Thy twofold shout I hear, That seems to fill the whole air's space
As loud far off as near.
Though babbling only to the vale
Of sunshine and of flowers, Thou bringest unto me a tale
Of visionary hours.
Thrice welcome, darling of the spring!
Even yet thou art to me
A voice, a mystery;
The same whom in my schoolboy days
I listen’d to; that Cry Which made me look a thousand ways,
In bush, and tree, and sky.
To seek thee did I often rove
Through woods and on the green ; And thou wert still a hope, a love
Still long’d for, never seen!
And his fingers, they noticed, were ever straying
“Yet,” said he, “poor piper as I am,
“One ? fifty thousand !"- '-was the exclamation Of the astonishid Mayor and Corporation.
(4.) THE CHARM.
Into the street the Piper stept,
Smiling first a little smile,
In his quiet pipe the while,
Grave old plodders, gay young friskers,
Fathers, mothers, uncles, cousins, Cocking tails and pricking whiskers,
Families by tens and dozens, Brothers, sisters, husbands, wivesFollow'd the Piper for their lives. From street to street he piped advancing, And step for step they follow'd dancing, Until they came to the river Weser, Wherein all plunged and perish'dSave one, who, stout as Julius Cæsar, Swam across and lived to carry (As he the manuscript he cherish’d) To Rat-land home his commentary, Which was : “At the first shrill notes of the pipe, I heard a sound as of scraping tripe, And putting apples, wondrous ripe, Into a cider-press's gripe : And a moving away of pickle-tub boards, And a leaving ajar of conserve cupboards, And a drawing the corks of train-oil-flasks, And a breaking the hoops of butter-casks; And it seem'd as if a voice
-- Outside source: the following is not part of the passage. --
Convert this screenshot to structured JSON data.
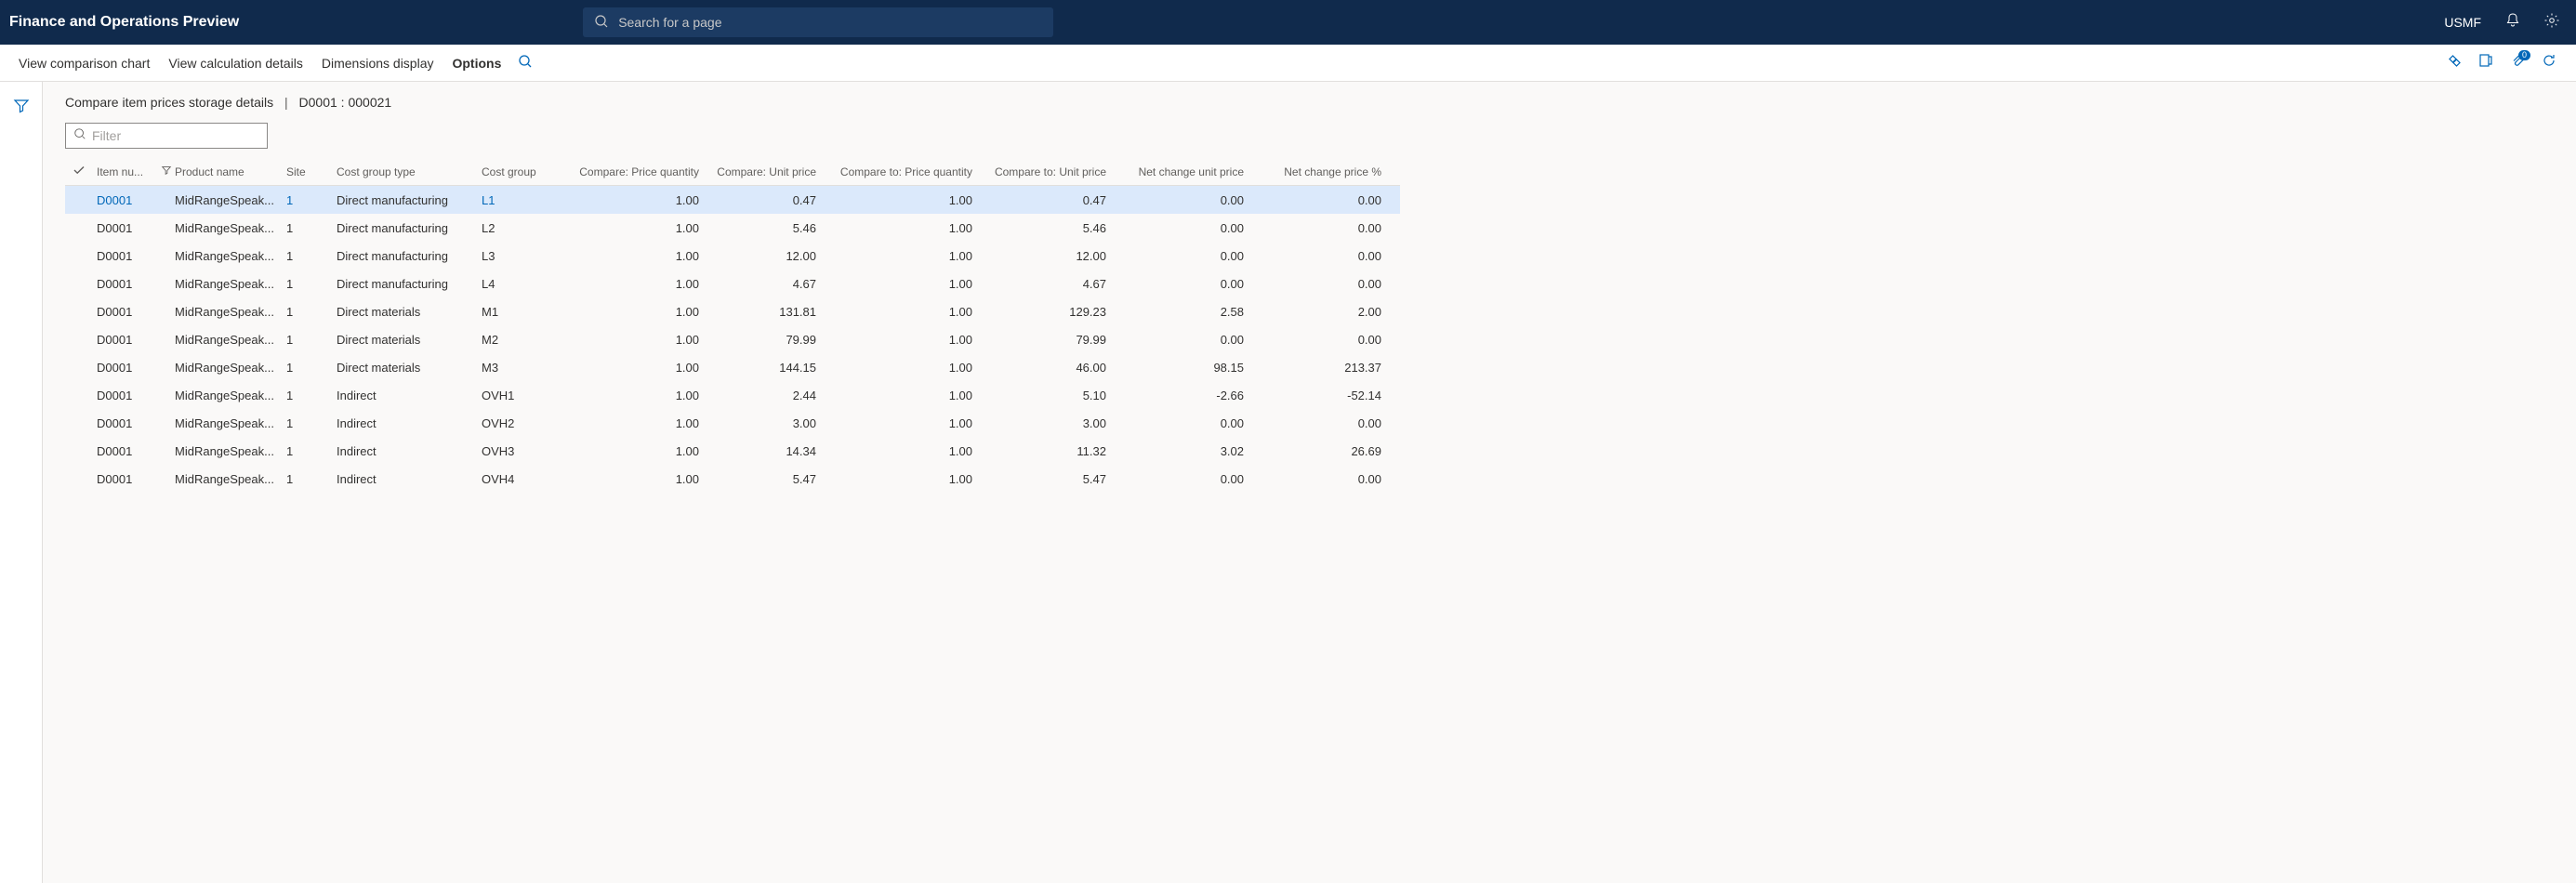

(Sweeter far than by harp or by psaltery Is breathed) called out, 'O rats, rejoice!
The world is grown to one vast drysaltery!